“”We are extremely pleased to announce the completion of significant upgrades to CommunityNet that will provide students and teachers across the province with access to the digital tools they need to succeed,” said Education Minister Don Morgan. “This is the most significant increase in bandwidth access for students since the program’s inception in 2001 and the upgrade provides more than double the speeds at most schools and in some cases up to ten times the speed.””
The May 2014 release also says:
“The Ministry of Education will also be providing an additional increase of $2 million annually for operating costs, to ensure faster, and more equitable, internet access for teachers, students, and administrators across the province.”
Then, just two months ago, February 2016, there was another government announcement. It consisted of two parts, one being the reallocation of funds to deliver new portable classrooms, and the other:
“Morgan also announced a $3.4 million grant for CommunityNet, which will provide for continued bandwidth upgrades in provincial schools where needed across the province… SaskTel will assume administrative responsibility for the network and begin making necessary investments to provide the new bandwidth in the coming weeks.”
In hindsight, Saskatoon Public School Board Chair Ray Morrison’s quote in this release is interesting:
“With the increasing usage of technology in the classroom, the investment in network infrastructure is a step in the right direction to addressing the bandwidth issues our schools.”
A “step in the right direction” – not exactly a ringing endorsement.
As for SaskTel assuming “administrative responsibility” for the network; who had it before? The May 2014 release I quoted earlier was a SaskTel release, so…?
This is interesting because in 2004, the provincial auditor raked the NDP government over the coals for not defining ownership of this rather important piece of government infrastructure (emphasis mine):
“Based on our study, we found that the Government does not have adequate processes to oversee the security of government information carried on CommunityNet.
We recommend that the Government: clarify which agency is responsible to oversee the security of CommunityNet; approve and implement security and data classification policies…; make the agency responsible for overseeing the security of CommunityNet also responsible for monitoring security and ensuring corrective action is taken.”
I found some answers, I think, in this fabulous Dec 2015 article in the Weyburn Review:
“One of the issues is there are different responses to responsibility from CNet (CommunityNet), the Ministry of Education and SaskTel (who is a provider of CNet in the province).”
“…not a typical vendor relationship that exists with SaskTel…”
Apparently some school divisions have opted out of CommunityNet altogether.
“… it is easier for school divisions within Regina or Saskatoon, where they have access to providers like Rogers, Shaw or other services.”
One Estevan school trustee apparently noted:
“…the provincial auditor should really challenge the current partnership between the Ministry of Education, CNet and SaskTel.”
Like it did over a decade previously?
“Greg Jacobs, the external communications manager for SaskTel, noted that under the current agreement, they take direction from the Ministry of Education. “Schools have to make a request to the ministry to increase their speed.
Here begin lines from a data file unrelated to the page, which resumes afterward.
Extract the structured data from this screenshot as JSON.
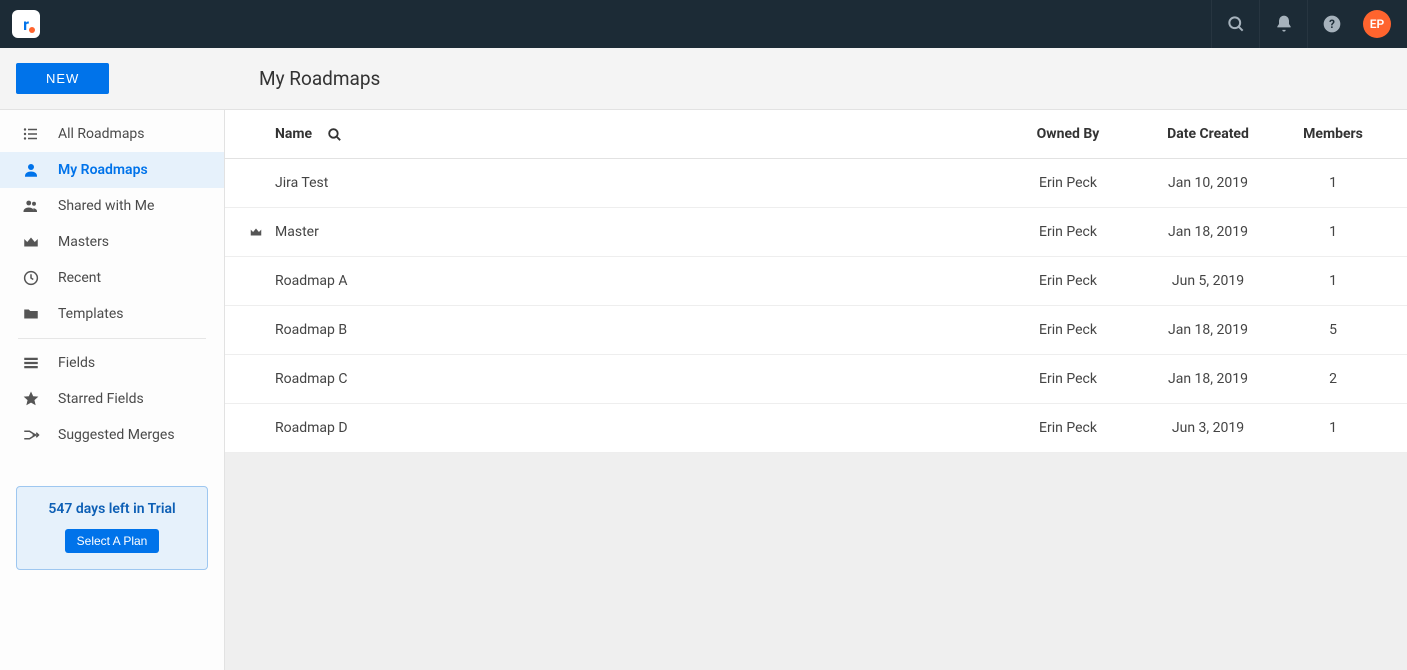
{
  "header": {
    "avatar_initials": "EP"
  },
  "subbar": {
    "new_button": "NEW",
    "page_title": "My Roadmaps"
  },
  "sidebar": {
    "items": [
      {
        "label": "All Roadmaps"
      },
      {
        "label": "My Roadmaps"
      },
      {
        "label": "Shared with Me"
      },
      {
        "label": "Masters"
      },
      {
        "label": "Recent"
      },
      {
        "label": "Templates"
      }
    ],
    "items2": [
      {
        "label": "Fields"
      },
      {
        "label": "Starred Fields"
      },
      {
        "label": "Suggested Merges"
      }
    ],
    "trial_line": "547 days left in Trial",
    "plan_button": "Select A Plan"
  },
  "table": {
    "columns": {
      "name": "Name",
      "owner": "Owned By",
      "date": "Date Created",
      "members": "Members"
    },
    "rows": [
      {
        "name": "Jira Test",
        "owner": "Erin Peck",
        "date": "Jan 10, 2019",
        "members": "1",
        "master": false
      },
      {
        "name": "Master",
        "owner": "Erin Peck",
        "date": "Jan 18, 2019",
        "members": "1",
        "master": true
      },
      {
        "name": "Roadmap A",
        "owner": "Erin Peck",
        "date": "Jun 5, 2019",
        "members": "1",
        "master": false
      },
      {
        "name": "Roadmap B",
        "owner": "Erin Peck",
        "date": "Jan 18, 2019",
        "members": "5",
        "master": false
      },
      {
        "name": "Roadmap C",
        "owner": "Erin Peck",
        "date": "Jan 18, 2019",
        "members": "2",
        "master": false
      },
      {
        "name": "Roadmap D",
        "owner": "Erin Peck",
        "date": "Jun 3, 2019",
        "members": "1",
        "master": false
      }
    ]
  }
}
If the ministry sees it as necessary, than we get direction to apply the upgrade to the school.””
Sounds like this is a classic case of Whose Job Is It to provide our schools with what they need – SaskTel’s or the Ministry of Education’s. Perhaps Don Morgan answered this when he said in February 2016 that CNet administration being passed to SaskTel. That’s not going to work, though, because just like we’re seeing with P3s, the Minister of Education cannot pass the buck on education – it stops with him.